*** Opening Material provided ***
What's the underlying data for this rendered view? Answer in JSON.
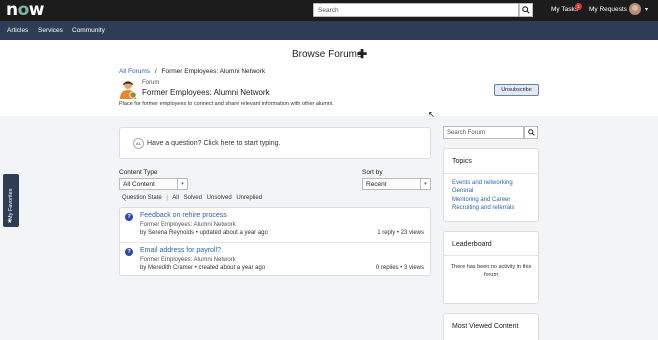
{
  "topbar": {
    "logo": "now",
    "search_placeholder": "Search",
    "my_tasks_label": "My Tasks",
    "my_tasks_count": "1",
    "my_requests_label": "My Requests"
  },
  "menubar": {
    "items": [
      "Articles",
      "Services",
      "Community"
    ]
  },
  "header": {
    "title": "Browse Forums",
    "plus": "✚",
    "breadcrumb_root": "All Forums",
    "breadcrumb_sep": "/",
    "breadcrumb_current": "Former Employees: Alumni Network",
    "forum_label": "Forum",
    "forum_name": "Former Employees: Alumni Network",
    "forum_description": "Place for former employees to connect and share relevant information with other alumni.",
    "unsubscribe_label": "Unsubscribe"
  },
  "question": {
    "avatar_initials": "AL",
    "prompt": "Have a question?",
    "cta": "Click here to start typing."
  },
  "filters": {
    "content_type_label": "Content Type",
    "content_type_value": "All Content",
    "sort_label": "Sort by",
    "sort_value": "Recent",
    "question_state_label": "Question State",
    "sep": "|",
    "states": [
      "All",
      "Solved",
      "Unsolved",
      "Unreplied"
    ]
  },
  "posts": [
    {
      "title": "Feedback on rehire process",
      "forum": "Former Employees: Alumni Network",
      "meta": "by Serena Reynolds • updated about a year ago",
      "stats": "1 reply • 23 views"
    },
    {
      "title": "Email address for payroll?",
      "forum": "Former Employees: Alumni Network",
      "meta": "by Meredith Cramer • created about a year ago",
      "stats": "0 replies • 3 views"
    }
  ],
  "sidebar": {
    "search_placeholder": "Search Forum",
    "topics_title": "Topics",
    "topics": [
      "Events and networking",
      "General",
      "Mentoring and Career",
      "Recruiting and referrals"
    ],
    "leaderboard_title": "Leaderboard",
    "leaderboard_empty": "There has been no activity in this forum",
    "most_viewed_title": "Most Viewed Content"
  },
  "favorites": {
    "label": "My Favorites"
  },
  "colors": {
    "topbar": "#1c1c1c",
    "menubar": "#2e3d55",
    "link": "#2e61b5",
    "question_icon": "#2b4aa8"
  },
  "icons": [
    "search-icon",
    "plus-icon",
    "forum-person-icon",
    "question-icon",
    "star-icon",
    "chevron-down-icon"
  ]
}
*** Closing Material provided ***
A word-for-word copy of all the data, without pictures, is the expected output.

What's the underlying data for this rendered view? Answer in JSON.
{
  "topbar": {
    "logo": "now",
    "search_placeholder": "Search",
    "my_tasks_label": "My Tasks",
    "my_tasks_count": "1",
    "my_requests_label": "My Requests"
  },
  "menubar": {
    "items": [
      "Articles",
      "Services",
      "Community"
    ]
  },
  "header": {
    "title": "Browse Forums",
    "plus": "✚",
    "breadcrumb_root": "All Forums",
    "breadcrumb_sep": "/",
    "breadcrumb_current": "Former Employees: Alumni Network",
    "forum_label": "Forum",
    "forum_name": "Former Employees: Alumni Network",
    "forum_description": "Place for former employees to connect and share relevant information with other alumni.",
    "unsubscribe_label": "Unsubscribe"
  },
  "question": {
    "avatar_initials": "AL",
    "prompt": "Have a question?",
    "cta": "Click here to start typing."
  },
  "filters": {
    "content_type_label": "Content Type",
    "content_type_value": "All Content",
    "sort_label": "Sort by",
    "sort_value": "Recent",
    "question_state_label": "Question State",
    "sep": "|",
    "states": [
      "All",
      "Solved",
      "Unsolved",
      "Unreplied"
    ]
  },
  "posts": [
    {
      "title": "Feedback on rehire process",
      "forum": "Former Employees: Alumni Network",
      "meta": "by Serena Reynolds • updated about a year ago",
      "stats": "1 reply • 23 views"
    },
    {
      "title": "Email address for payroll?",
      "forum": "Former Employees: Alumni Network",
      "meta": "by Meredith Cramer • created about a year ago",
      "stats": "0 replies • 3 views"
    }
  ],
  "sidebar": {
    "search_placeholder": "Search Forum",
    "topics_title": "Topics",
    "topics": [
      "Events and networking",
      "General",
      "Mentoring and Career",
      "Recruiting and referrals"
    ],
    "leaderboard_title": "Leaderboard",
    "leaderboard_empty": "There has been no activity in this forum",
    "most_viewed_title": "Most Viewed Content"
  },
  "favorites": {
    "label": "My Favorites"
  },
  "colors": {
    "topbar": "#1c1c1c",
    "menubar": "#2e3d55",
    "link": "#2e61b5",
    "question_icon": "#2b4aa8"
  },
  "icons": [
    "search-icon",
    "plus-icon",
    "forum-person-icon",
    "question-icon",
    "star-icon",
    "chevron-down-icon"
  ]
}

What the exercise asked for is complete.